SLAM: Most people project you to go first round in this year’s NBA Draft. You’re going to have some extra dollars to throw around—do you have any little business side projects you’re thinking up yet? Or down the road, 10, 20 years from now, what kind of business ventures might you be interested in after life in the NBA?
TZ: No, I have no idea, I mean, right now I have about $1,000 to my name so, I don’t know what I’ll do with it. I’ll probably just invest it and see what happens from there. It’s one of those things that you have to wait for an opportunity to come about.
SLAM: So right now it’s pretty much just focusing on the business of basketball.
SLAM: Cool. So I understand you, Cody and your family have a deep faith in religion. Christian, I believe?
TZ: Right. My parents brought us up Lutheran. And as we’ve gone to college, we’ve gone more nondenominational. We do as a family definitely have a religious base—my brother (Luke) has a non-profit called DistinXion that’s been running for about three years now I think. It’s a camp that focuses on character, leadership and basketball development with a Christian background, and with a weekly Bible study led by the counselors. It’s kind of cool how religion keeps us all accountable. It’s a big part of our family.
SLAM: I heard practically everything was a competition with your brothers when you guys were growing up. You guys even used to save your pizza crust to see who ate the most slices?
TZ: Yeah we still do that.
SLAM: That’s funny. The record was like 21?
TZ: I don’t know—it depends on where you go. So, some places have bigger pizzas than others and we’ve had pancake-eating contests—everything we do is pretty much a contest. We have fun with it.
SLAM: Did you ever imagine that all three of you would be Indiana Mr. Basketball, all three of you would play big-time DI? Did you ever dream you’d be going to the NBA—just last week Cody had to publicly announce that he wasn’t declaring for the Draft because so many people wanted to know.
TZ: I think it’s something that you always dream about as little kids. You never really fathom that it will become true.
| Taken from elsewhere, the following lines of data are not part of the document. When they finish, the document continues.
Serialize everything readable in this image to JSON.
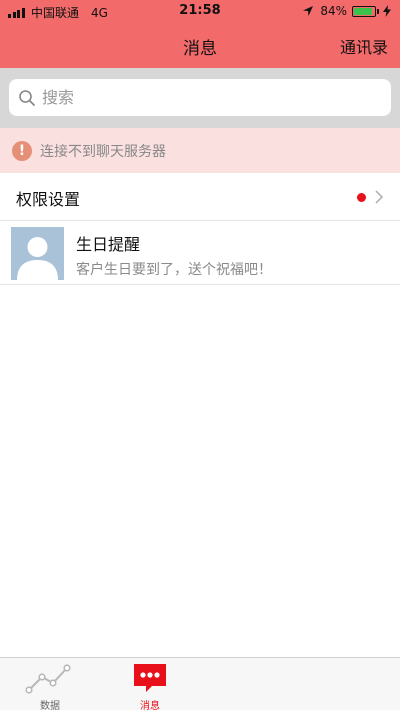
{
  "status_bar": {
    "carrier": "中国联通",
    "network": "4G",
    "time": "21:58",
    "battery_percent": "84%",
    "battery_level": 0.84
  },
  "nav": {
    "title": "消息",
    "contacts_label": "通讯录"
  },
  "search": {
    "placeholder": "搜索"
  },
  "warning": {
    "text": "连接不到聊天服务器"
  },
  "permissions": {
    "label": "权限设置"
  },
  "messages": [
    {
      "title": "生日提醒",
      "subtitle": "客户生日要到了，送个祝福吧！"
    }
  ],
  "tabs": [
    {
      "label": "数据",
      "icon": "line-chart-icon",
      "active": false
    },
    {
      "label": "消息",
      "icon": "chat-bubble-icon",
      "active": true
    }
  ],
  "colors": {
    "header": "#f36a6a",
    "accent_red": "#e8101a",
    "warning_bg": "#fbe0e0"
  }
}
For all three of us to play major DI basketball is incredible—Luke’s in the D-League (Austin Toros) trying to get into the NBA and hopefully I get in this year. So, it’s been a great experience, and something you don’t ever really think is capable of happening.
SLAM: How does the reality compare to the dream?
TZ: It’s a great feeling. Anytime to get an opportunity to achieve your goals is an amazing feeling.
SLAM: Has anyone called you offering advice?
TZ: All the Carolina guys come back every summer. They’re great to be able to talk to. I signed an agent last Monday (Excel Sports Management). I’m just kind of going through the process and we’ll see what happens.
SLAM: What parts of your game are you going to have to improve upon the most in order to be effective in the NBA your rookie season? What are your thoughts about competing with the NBA’s 7-footers on a daily basis?
TZ: Pretty much every day for the past six years I’ve competed with 7-footers. In high school my sophomore year we had a 6-11 kid, my junior and senior year in high school we had another 6-11 kid. In college I’ve been playing against John [Henson] pretty much every day and in the summers we always have the NBA guys who come back. So it’s something that I’ve been adapting to for a long time as far as my game goes. I think getting bigger and stronger will be very important, but I don’t think the height of people will be a big deal.